 “To minimize the impact of this rapidly spreading virus, a One Health approach is one of the solutions. With previous experience in the control of avian influenza outbreaks, DICs are able to support public health laboratories to meet the massive demand for COVID-19 testing,” said FAO ECTAD Country Team Leader James McGrane. Funded by USAID, FAO ECTAD assistance over the past fourteen years has strengthened the capacity and capability of DICs to detect zoonotic and infectious diseases in animals, through comprehensive training on laboratory biosafety and biosecurity, quality assurance, risk mitigation and procedures standardization.

 “This investment has convinced the Government that DICs are well-positioned to carry out COVID-19 testing and support the testing surge capacity of public health laboratories to more rapidly identify cases of infection,” added Ryan Washburn, USAID Indonesia Mission Director. By mid-May, three DIC laboratories (Bukittinggi, West Sumatra; Subang, West Java and  Maros, South Sulawesi) had begun COVID-19 testing, while the other three laboratories (Wates, Yogyakarta; Bandar Lampung, Lampung and Banjarbaru, South Kalimantan) were making preparations and laboratory adjustments for COVID-19 testing. Four laboratories (Bukittinggi, Subang, Maros and Wates) have now received authorization from the Ministry of Health’s Health Research and Development Agency (Balitbangkes) to proceed with testing, while the Bandar Lampung and Banjarbaru laboratories are still waiting for approval.

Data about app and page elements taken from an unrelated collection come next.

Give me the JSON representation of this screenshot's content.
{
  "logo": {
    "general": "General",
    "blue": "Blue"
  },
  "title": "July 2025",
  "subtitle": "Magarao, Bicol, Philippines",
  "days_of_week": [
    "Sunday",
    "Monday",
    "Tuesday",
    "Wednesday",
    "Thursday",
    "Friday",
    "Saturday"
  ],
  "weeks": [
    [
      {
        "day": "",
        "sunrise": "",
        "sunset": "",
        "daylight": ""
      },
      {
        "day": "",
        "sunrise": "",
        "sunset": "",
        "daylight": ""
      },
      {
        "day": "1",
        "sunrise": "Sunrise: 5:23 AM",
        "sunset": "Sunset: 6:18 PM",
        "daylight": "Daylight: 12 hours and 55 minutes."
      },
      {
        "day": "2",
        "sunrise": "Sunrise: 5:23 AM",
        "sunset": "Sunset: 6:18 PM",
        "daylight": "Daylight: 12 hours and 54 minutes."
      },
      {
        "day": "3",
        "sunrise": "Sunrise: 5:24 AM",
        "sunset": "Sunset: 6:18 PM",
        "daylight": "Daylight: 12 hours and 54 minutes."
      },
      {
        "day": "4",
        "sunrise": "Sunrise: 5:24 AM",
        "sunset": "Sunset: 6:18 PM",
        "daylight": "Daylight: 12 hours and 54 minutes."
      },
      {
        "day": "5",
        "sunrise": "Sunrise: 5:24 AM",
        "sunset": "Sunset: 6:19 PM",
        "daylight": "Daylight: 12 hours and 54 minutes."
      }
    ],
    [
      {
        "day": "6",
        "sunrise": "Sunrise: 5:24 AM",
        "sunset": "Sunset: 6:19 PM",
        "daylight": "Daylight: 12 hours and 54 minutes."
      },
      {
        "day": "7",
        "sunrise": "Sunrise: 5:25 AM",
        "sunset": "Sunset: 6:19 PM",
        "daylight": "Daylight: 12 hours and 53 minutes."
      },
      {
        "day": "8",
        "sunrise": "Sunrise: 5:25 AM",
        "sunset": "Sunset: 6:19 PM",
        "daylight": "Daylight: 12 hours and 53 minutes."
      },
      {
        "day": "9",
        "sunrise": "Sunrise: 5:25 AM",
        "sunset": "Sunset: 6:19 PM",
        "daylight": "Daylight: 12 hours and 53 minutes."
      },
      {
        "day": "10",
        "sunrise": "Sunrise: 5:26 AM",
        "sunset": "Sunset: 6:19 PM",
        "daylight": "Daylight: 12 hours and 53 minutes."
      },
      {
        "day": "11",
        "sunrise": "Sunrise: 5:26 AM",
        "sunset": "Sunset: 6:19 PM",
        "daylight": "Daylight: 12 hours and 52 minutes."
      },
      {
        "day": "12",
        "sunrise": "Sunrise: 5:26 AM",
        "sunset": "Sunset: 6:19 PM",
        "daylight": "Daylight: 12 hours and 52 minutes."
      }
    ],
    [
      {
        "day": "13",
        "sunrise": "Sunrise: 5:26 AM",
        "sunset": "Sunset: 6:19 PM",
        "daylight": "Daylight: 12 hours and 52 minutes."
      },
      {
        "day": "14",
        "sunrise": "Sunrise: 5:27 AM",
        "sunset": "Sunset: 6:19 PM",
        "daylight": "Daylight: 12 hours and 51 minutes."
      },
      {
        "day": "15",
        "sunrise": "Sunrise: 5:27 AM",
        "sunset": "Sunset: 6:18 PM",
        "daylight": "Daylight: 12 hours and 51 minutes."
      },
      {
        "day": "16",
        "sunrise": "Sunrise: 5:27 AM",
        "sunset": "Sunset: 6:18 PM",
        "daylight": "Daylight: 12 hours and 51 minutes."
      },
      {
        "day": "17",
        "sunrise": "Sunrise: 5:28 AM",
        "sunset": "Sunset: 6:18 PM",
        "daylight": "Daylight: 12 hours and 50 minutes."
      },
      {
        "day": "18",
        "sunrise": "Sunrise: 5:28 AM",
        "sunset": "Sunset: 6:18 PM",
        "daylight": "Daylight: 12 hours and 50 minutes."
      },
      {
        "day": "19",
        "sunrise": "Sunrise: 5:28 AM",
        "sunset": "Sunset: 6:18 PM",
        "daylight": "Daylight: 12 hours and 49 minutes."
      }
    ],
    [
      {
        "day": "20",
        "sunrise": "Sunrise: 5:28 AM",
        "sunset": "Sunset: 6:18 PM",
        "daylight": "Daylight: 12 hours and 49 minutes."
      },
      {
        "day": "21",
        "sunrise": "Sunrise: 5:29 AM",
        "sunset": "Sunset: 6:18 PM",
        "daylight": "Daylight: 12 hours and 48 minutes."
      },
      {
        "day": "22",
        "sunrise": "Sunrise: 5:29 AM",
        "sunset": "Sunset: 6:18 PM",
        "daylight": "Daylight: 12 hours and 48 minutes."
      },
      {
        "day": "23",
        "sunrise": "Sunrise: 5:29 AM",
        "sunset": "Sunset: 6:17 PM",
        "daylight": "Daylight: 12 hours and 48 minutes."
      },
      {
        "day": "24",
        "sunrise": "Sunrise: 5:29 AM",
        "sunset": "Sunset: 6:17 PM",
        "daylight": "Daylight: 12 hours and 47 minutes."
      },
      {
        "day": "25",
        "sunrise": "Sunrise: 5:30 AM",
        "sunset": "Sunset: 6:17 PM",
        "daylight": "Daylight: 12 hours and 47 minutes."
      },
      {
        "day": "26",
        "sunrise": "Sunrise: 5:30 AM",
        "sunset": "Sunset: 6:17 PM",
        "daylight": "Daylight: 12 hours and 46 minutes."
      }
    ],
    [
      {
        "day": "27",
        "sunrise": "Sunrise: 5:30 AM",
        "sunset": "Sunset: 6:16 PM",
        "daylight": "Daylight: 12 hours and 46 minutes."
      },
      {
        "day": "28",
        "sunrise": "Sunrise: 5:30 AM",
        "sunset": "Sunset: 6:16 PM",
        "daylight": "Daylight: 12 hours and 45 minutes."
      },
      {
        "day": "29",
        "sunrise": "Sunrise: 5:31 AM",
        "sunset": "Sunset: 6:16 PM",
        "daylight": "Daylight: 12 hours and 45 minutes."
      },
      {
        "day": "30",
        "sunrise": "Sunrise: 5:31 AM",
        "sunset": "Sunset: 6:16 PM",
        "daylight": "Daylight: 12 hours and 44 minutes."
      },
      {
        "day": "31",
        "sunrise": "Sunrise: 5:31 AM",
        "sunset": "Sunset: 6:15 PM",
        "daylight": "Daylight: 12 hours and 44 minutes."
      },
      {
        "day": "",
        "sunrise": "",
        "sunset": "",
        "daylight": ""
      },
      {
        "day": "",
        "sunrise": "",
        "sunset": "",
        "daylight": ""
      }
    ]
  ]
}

FAO ECTAD and USAID continue to work with DGLAHS-MoA and DICs to provide technical advice and guidance on the harmonization of test protocols and biorisk management (biosafety and biosecurity). This support aims to assist with the validation of test results, minimize the danger to laboratory workers and maintain the biosecurity of the specimens tested.